Thornberry and Krohn (2000) argue that self-report surveys are generally useful because they give access to data on a range of ‘sensitive topics’, such as offending. The ability to get both close to the ‘source of criminal behaviour’ (the actual offender) and collect data anonymously adds to their potential validity. Campbell (1981), for example, found far higher levels of female self-reported crime than was revealed by official crime statistics – something indicative of how self-report studies can give an insight into the dark figure of crime.
These surveys can also provide information about the frequency and seriousness of different forms of offending. Wikstrom’s (2012) ten-year longitudinal study, designed to investigate ‘key individual and environmental factors which influence social behaviour during the transition from child to adulthood’, used self-report behavioural questionnaires to gather comparative data about levels of offending among the young males in the study.
Young (1994) argues that the reliability and validity of self-report surveys can be criticised in the context of their representativeness. The majority of surveys focus on the behaviour of young people and although this tells us something about their offending (in terms of class, gender and ethnicity, for instance), it’s difficult to see how findings can be reliably generalised. Weitekamp (1989) argues that while surveys discover a mass of relatively trivial delinquent behaviour, they miss a vast range of offending associated with adults.
Access problems mean that although these surveys tell us something about the ‘crimes of the powerless’ – particularly working-class youth – they tell us little or nothing about the ‘crimes of the powerful’; the latter rarely, if ever, participate in this kind of research, something that casts further doubt on its representativeness.
Finally, self-report surveys suffer from various types of validity problem:
- Jurgen-Tas et al. (1994) note strong evidence that ‘prior contacts with the juvenile justice system’ make offenders less likely to participate in self-report surveys, which once again contributes to their unrepresentativeness.
- Young argues that the setting of many studies (‘a middle-class interviewer, often in the official setting of the school’) creates ‘an optimum socially structured situation for fabrication’ – respondents are consciously or unconsciously encouraged to lie.

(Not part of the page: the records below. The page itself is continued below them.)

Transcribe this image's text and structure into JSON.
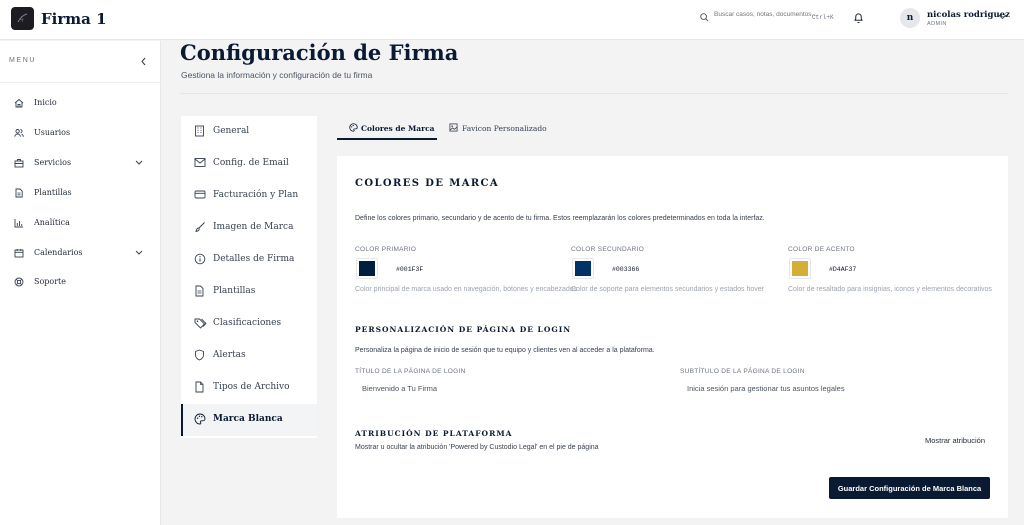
{
  "app": {
    "title": "Firma 1"
  },
  "topbar": {
    "search_placeholder": "Buscar casos, notas, documentos...",
    "search_shortcut": "Ctrl+K",
    "user_name": "nicolas rodriguez",
    "user_role": "ADMIN",
    "avatar_initial": "n"
  },
  "sidebar": {
    "menu_label": "MENU",
    "items": [
      {
        "label": "Inicio",
        "icon": "home-icon"
      },
      {
        "label": "Usuarios",
        "icon": "users-icon"
      },
      {
        "label": "Servicios",
        "icon": "briefcase-icon",
        "expandable": true
      },
      {
        "label": "Plantillas",
        "icon": "file-icon"
      },
      {
        "label": "Analítica",
        "icon": "chart-icon"
      },
      {
        "label": "Calendarios",
        "icon": "calendar-icon",
        "expandable": true
      },
      {
        "label": "Soporte",
        "icon": "lifebuoy-icon"
      }
    ]
  },
  "page": {
    "title": "Configuración de Firma",
    "subtitle": "Gestiona la información y configuración de tu firma"
  },
  "settings_nav": {
    "items": [
      {
        "label": "General",
        "icon": "building-icon"
      },
      {
        "label": "Config. de Email",
        "icon": "mail-icon"
      },
      {
        "label": "Facturación y Plan",
        "icon": "credit-card-icon"
      },
      {
        "label": "Imagen de Marca",
        "icon": "brush-icon"
      },
      {
        "label": "Detalles de Firma",
        "icon": "info-icon"
      },
      {
        "label": "Plantillas",
        "icon": "file-icon"
      },
      {
        "label": "Clasificaciones",
        "icon": "tags-icon"
      },
      {
        "label": "Alertas",
        "icon": "shield-icon"
      },
      {
        "label": "Tipos de Archivo",
        "icon": "file-type-icon"
      },
      {
        "label": "Marca Blanca",
        "icon": "palette-icon",
        "active": true
      }
    ]
  },
  "tabs": [
    {
      "label": "Colores de Marca",
      "icon": "palette-icon",
      "active": true
    },
    {
      "label": "Favicon Personalizado",
      "icon": "image-icon",
      "active": false
    }
  ],
  "brand_colors": {
    "title": "COLORES DE MARCA",
    "description": "Define los colores primario, secundario y de acento de tu firma. Estos reemplazarán los colores predeterminados en toda la interfaz.",
    "colors": [
      {
        "label": "COLOR PRIMARIO",
        "hex": "#001F3F",
        "help": "Color principal de marca usado en navegación, botones y encabezados"
      },
      {
        "label": "COLOR SECUNDARIO",
        "hex": "#003366",
        "help": "Color de soporte para elementos secundarios y estados hover"
      },
      {
        "label": "COLOR DE ACENTO",
        "hex": "#D4AF37",
        "help": "Color de resaltado para insignias, iconos y elementos decorativos"
      }
    ]
  },
  "login": {
    "title": "PERSONALIZACIÓN DE PÁGINA DE LOGIN",
    "description": "Personaliza la página de inicio de sesión que tu equipo y clientes ven al acceder a la plataforma.",
    "page_title_label": "TÍTULO DE LA PÁGINA DE LOGIN",
    "page_title_value": "Bienvenido a Tu Firma",
    "page_subtitle_label": "SUBTÍTULO DE LA PÁGINA DE LOGIN",
    "page_subtitle_value": "Inicia sesión para gestionar tus asuntos legales"
  },
  "attribution": {
    "title": "ATRIBUCIÓN DE PLATAFORMA",
    "description": "Mostrar u ocultar la atribución 'Powered by Custodio Legal' en el pie de página",
    "toggle_label": "Mostrar atribución"
  },
  "actions": {
    "save_label": "Guardar Configuración de Marca Blanca"
  }
}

- Jupp (1989) suggests that respondents tend to admit honestly to trivial offences but are less willing to admit to serious offences.